== Segment start ==

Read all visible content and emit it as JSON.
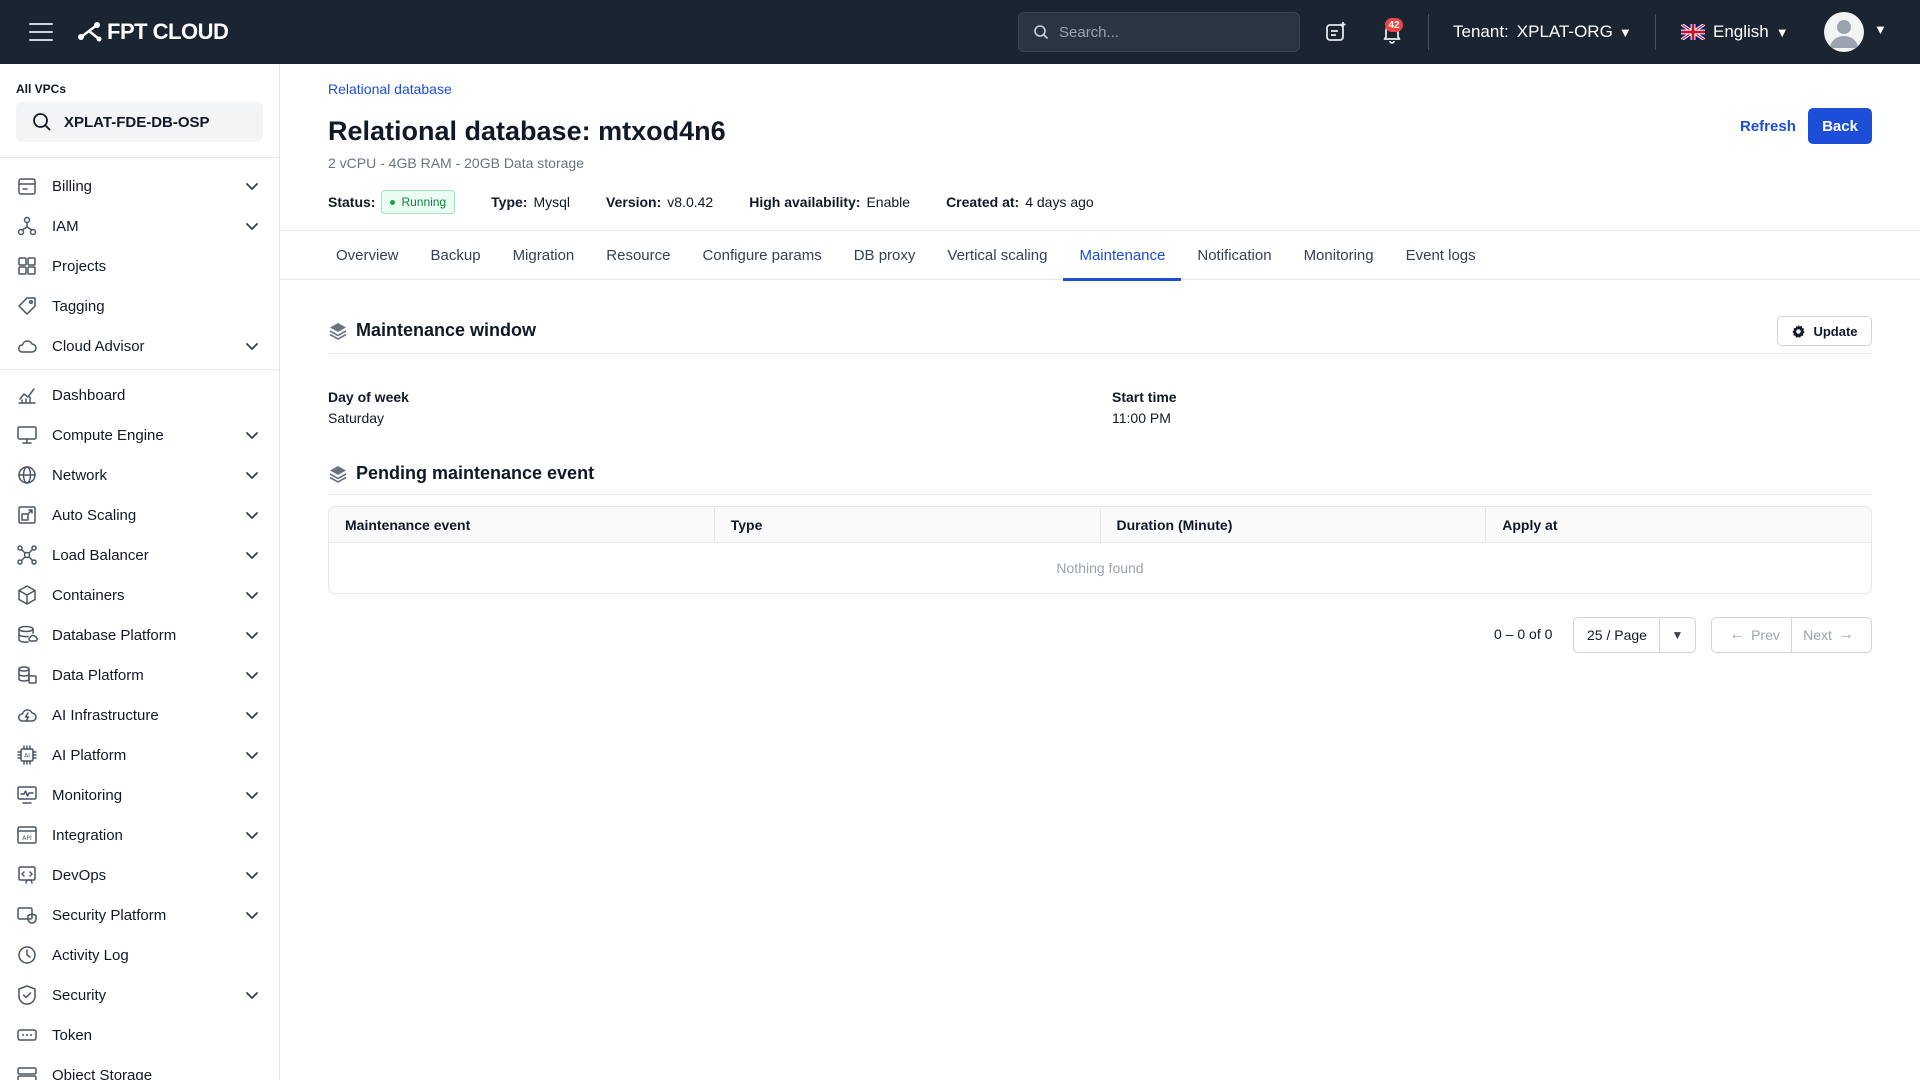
{
  "header": {
    "brand": "FPT CLOUD",
    "search_placeholder": "Search...",
    "notification_count": "42",
    "tenant_label": "Tenant:",
    "tenant_value": "XPLAT-ORG",
    "language": "English"
  },
  "sidebar": {
    "vpc_label": "All VPCs",
    "vpc_value": "XPLAT-FDE-DB-OSP",
    "items": [
      {
        "label": "Billing",
        "icon": "billing-icon",
        "expandable": true
      },
      {
        "label": "IAM",
        "icon": "iam-icon",
        "expandable": true
      },
      {
        "label": "Projects",
        "icon": "projects-icon",
        "expandable": false
      },
      {
        "label": "Tagging",
        "icon": "tag-icon",
        "expandable": false
      },
      {
        "label": "Cloud Advisor",
        "icon": "cloud-icon",
        "expandable": true
      },
      {
        "label": "Dashboard",
        "icon": "dashboard-icon",
        "expandable": false
      },
      {
        "label": "Compute Engine",
        "icon": "monitor-icon",
        "expandable": true
      },
      {
        "label": "Network",
        "icon": "globe-icon",
        "expandable": true
      },
      {
        "label": "Auto Scaling",
        "icon": "scaling-icon",
        "expandable": true
      },
      {
        "label": "Load Balancer",
        "icon": "load-balancer-icon",
        "expandable": true
      },
      {
        "label": "Containers",
        "icon": "box-icon",
        "expandable": true
      },
      {
        "label": "Database Platform",
        "icon": "database-icon",
        "expandable": true
      },
      {
        "label": "Data Platform",
        "icon": "data-platform-icon",
        "expandable": true
      },
      {
        "label": "AI Infrastructure",
        "icon": "ai-infra-icon",
        "expandable": true
      },
      {
        "label": "AI Platform",
        "icon": "ai-chip-icon",
        "expandable": true
      },
      {
        "label": "Monitoring",
        "icon": "monitoring-icon",
        "expandable": true
      },
      {
        "label": "Integration",
        "icon": "api-icon",
        "expandable": true
      },
      {
        "label": "DevOps",
        "icon": "devops-icon",
        "expandable": true
      },
      {
        "label": "Security Platform",
        "icon": "security-platform-icon",
        "expandable": true
      },
      {
        "label": "Activity Log",
        "icon": "clock-icon",
        "expandable": false
      },
      {
        "label": "Security",
        "icon": "shield-icon",
        "expandable": true
      },
      {
        "label": "Token",
        "icon": "token-icon",
        "expandable": false
      },
      {
        "label": "Object Storage",
        "icon": "storage-icon",
        "expandable": false
      }
    ]
  },
  "main": {
    "breadcrumb": "Relational database",
    "title": "Relational database: mtxod4n6",
    "subtitle": "2 vCPU - 4GB RAM - 20GB Data storage",
    "refresh_label": "Refresh",
    "back_label": "Back",
    "meta": {
      "status_label": "Status:",
      "status_value": "Running",
      "type_label": "Type:",
      "type_value": "Mysql",
      "version_label": "Version:",
      "version_value": "v8.0.42",
      "ha_label": "High availability:",
      "ha_value": "Enable",
      "created_label": "Created at:",
      "created_value": "4 days ago"
    },
    "tabs": [
      "Overview",
      "Backup",
      "Migration",
      "Resource",
      "Configure params",
      "DB proxy",
      "Vertical scaling",
      "Maintenance",
      "Notification",
      "Monitoring",
      "Event logs"
    ],
    "active_tab": "Maintenance",
    "maintenance_window": {
      "title": "Maintenance window",
      "update_label": "Update",
      "day_label": "Day of week",
      "day_value": "Saturday",
      "time_label": "Start time",
      "time_value": "11:00 PM"
    },
    "pending": {
      "title": "Pending maintenance event",
      "columns": [
        "Maintenance event",
        "Type",
        "Duration (Minute)",
        "Apply at"
      ],
      "empty_text": "Nothing found"
    },
    "pagination": {
      "count": "0 – 0 of 0",
      "page_size": "25 / Page",
      "prev": "Prev",
      "next": "Next"
    }
  },
  "colors": {
    "topbar": "#1b2431",
    "accent": "#1d4ed8",
    "running": "#15803d",
    "badge": "#ef4444"
  }
}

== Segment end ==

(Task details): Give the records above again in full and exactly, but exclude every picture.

(Solution for this exercise):
Read all visible content and emit it as JSON.
{
  "header": {
    "brand": "FPT CLOUD",
    "search_placeholder": "Search...",
    "notification_count": "42",
    "tenant_label": "Tenant:",
    "tenant_value": "XPLAT-ORG",
    "language": "English"
  },
  "sidebar": {
    "vpc_label": "All VPCs",
    "vpc_value": "XPLAT-FDE-DB-OSP",
    "items": [
      {
        "label": "Billing",
        "icon": "billing-icon",
        "expandable": true
      },
      {
        "label": "IAM",
        "icon": "iam-icon",
        "expandable": true
      },
      {
        "label": "Projects",
        "icon": "projects-icon",
        "expandable": false
      },
      {
        "label": "Tagging",
        "icon": "tag-icon",
        "expandable": false
      },
      {
        "label": "Cloud Advisor",
        "icon": "cloud-icon",
        "expandable": true
      },
      {
        "label": "Dashboard",
        "icon": "dashboard-icon",
        "expandable": false
      },
      {
        "label": "Compute Engine",
        "icon": "monitor-icon",
        "expandable": true
      },
      {
        "label": "Network",
        "icon": "globe-icon",
        "expandable": true
      },
      {
        "label": "Auto Scaling",
        "icon": "scaling-icon",
        "expandable": true
      },
      {
        "label": "Load Balancer",
        "icon": "load-balancer-icon",
        "expandable": true
      },
      {
        "label": "Containers",
        "icon": "box-icon",
        "expandable": true
      },
      {
        "label": "Database Platform",
        "icon": "database-icon",
        "expandable": true
      },
      {
        "label": "Data Platform",
        "icon": "data-platform-icon",
        "expandable": true
      },
      {
        "label": "AI Infrastructure",
        "icon": "ai-infra-icon",
        "expandable": true
      },
      {
        "label": "AI Platform",
        "icon": "ai-chip-icon",
        "expandable": true
      },
      {
        "label": "Monitoring",
        "icon": "monitoring-icon",
        "expandable": true
      },
      {
        "label": "Integration",
        "icon": "api-icon",
        "expandable": true
      },
      {
        "label": "DevOps",
        "icon": "devops-icon",
        "expandable": true
      },
      {
        "label": "Security Platform",
        "icon": "security-platform-icon",
        "expandable": true
      },
      {
        "label": "Activity Log",
        "icon": "clock-icon",
        "expandable": false
      },
      {
        "label": "Security",
        "icon": "shield-icon",
        "expandable": true
      },
      {
        "label": "Token",
        "icon": "token-icon",
        "expandable": false
      },
      {
        "label": "Object Storage",
        "icon": "storage-icon",
        "expandable": false
      }
    ]
  },
  "main": {
    "breadcrumb": "Relational database",
    "title": "Relational database: mtxod4n6",
    "subtitle": "2 vCPU - 4GB RAM - 20GB Data storage",
    "refresh_label": "Refresh",
    "back_label": "Back",
    "meta": {
      "status_label": "Status:",
      "status_value": "Running",
      "type_label": "Type:",
      "type_value": "Mysql",
      "version_label": "Version:",
      "version_value": "v8.0.42",
      "ha_label": "High availability:",
      "ha_value": "Enable",
      "created_label": "Created at:",
      "created_value": "4 days ago"
    },
    "tabs": [
      "Overview",
      "Backup",
      "Migration",
      "Resource",
      "Configure params",
      "DB proxy",
      "Vertical scaling",
      "Maintenance",
      "Notification",
      "Monitoring",
      "Event logs"
    ],
    "active_tab": "Maintenance",
    "maintenance_window": {
      "title": "Maintenance window",
      "update_label": "Update",
      "day_label": "Day of week",
      "day_value": "Saturday",
      "time_label": "Start time",
      "time_value": "11:00 PM"
    },
    "pending": {
      "title": "Pending maintenance event",
      "columns": [
        "Maintenance event",
        "Type",
        "Duration (Minute)",
        "Apply at"
      ],
      "empty_text": "Nothing found"
    },
    "pagination": {
      "count": "0 – 0 of 0",
      "page_size": "25 / Page",
      "prev": "Prev",
      "next": "Next"
    }
  },
  "colors": {
    "topbar": "#1b2431",
    "accent": "#1d4ed8",
    "running": "#15803d",
    "badge": "#ef4444"
  }
}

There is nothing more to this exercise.